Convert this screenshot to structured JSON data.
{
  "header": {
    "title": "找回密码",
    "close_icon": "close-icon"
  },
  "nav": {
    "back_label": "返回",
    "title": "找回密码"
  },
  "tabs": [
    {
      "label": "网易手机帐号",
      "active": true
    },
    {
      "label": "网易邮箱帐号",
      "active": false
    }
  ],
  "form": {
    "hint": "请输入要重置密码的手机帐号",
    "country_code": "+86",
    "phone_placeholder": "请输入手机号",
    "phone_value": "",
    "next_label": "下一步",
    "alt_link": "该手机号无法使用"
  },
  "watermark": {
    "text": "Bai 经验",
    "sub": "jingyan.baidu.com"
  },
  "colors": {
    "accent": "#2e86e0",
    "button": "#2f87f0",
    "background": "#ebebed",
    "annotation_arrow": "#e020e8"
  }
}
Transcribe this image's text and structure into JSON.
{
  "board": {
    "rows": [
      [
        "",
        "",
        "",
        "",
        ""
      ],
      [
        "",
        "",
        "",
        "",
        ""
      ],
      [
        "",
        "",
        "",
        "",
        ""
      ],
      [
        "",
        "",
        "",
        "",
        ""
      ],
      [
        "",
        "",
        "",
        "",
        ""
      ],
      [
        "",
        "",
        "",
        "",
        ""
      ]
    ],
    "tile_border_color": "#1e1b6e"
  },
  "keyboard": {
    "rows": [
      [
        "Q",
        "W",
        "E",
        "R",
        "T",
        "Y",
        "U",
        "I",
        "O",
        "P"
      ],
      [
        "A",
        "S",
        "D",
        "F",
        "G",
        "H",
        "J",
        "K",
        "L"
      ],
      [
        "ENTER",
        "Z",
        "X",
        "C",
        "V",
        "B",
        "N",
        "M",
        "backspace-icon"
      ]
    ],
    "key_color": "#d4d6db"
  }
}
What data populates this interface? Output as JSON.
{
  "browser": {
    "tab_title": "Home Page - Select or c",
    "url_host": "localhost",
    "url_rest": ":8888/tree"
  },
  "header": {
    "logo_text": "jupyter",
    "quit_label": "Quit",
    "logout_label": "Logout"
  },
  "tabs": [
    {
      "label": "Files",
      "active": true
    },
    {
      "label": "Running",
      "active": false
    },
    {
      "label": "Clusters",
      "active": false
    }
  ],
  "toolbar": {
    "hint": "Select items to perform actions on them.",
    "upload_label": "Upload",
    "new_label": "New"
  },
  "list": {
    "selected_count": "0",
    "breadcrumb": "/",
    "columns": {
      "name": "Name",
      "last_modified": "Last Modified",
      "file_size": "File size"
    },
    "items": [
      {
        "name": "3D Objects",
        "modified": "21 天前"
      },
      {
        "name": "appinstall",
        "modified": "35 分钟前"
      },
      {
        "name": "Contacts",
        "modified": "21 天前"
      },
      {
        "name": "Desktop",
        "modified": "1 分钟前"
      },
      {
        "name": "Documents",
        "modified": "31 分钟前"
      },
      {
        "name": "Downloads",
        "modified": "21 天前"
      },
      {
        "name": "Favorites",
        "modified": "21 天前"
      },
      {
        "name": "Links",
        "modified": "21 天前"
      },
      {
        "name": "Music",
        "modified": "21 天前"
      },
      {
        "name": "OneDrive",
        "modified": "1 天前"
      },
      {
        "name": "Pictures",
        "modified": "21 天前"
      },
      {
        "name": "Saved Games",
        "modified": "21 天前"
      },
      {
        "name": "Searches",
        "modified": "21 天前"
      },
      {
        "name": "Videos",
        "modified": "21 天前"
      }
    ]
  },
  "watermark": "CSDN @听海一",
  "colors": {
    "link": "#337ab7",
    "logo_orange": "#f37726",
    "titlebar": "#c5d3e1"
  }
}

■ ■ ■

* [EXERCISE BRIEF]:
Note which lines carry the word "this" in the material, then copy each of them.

* [RESPONSE TO THE EXERCISE]:
Convert this screenshot to structured JSON data.
Transcribe this image's text and structure into JSON.
What data populates this interface? Output as JSON.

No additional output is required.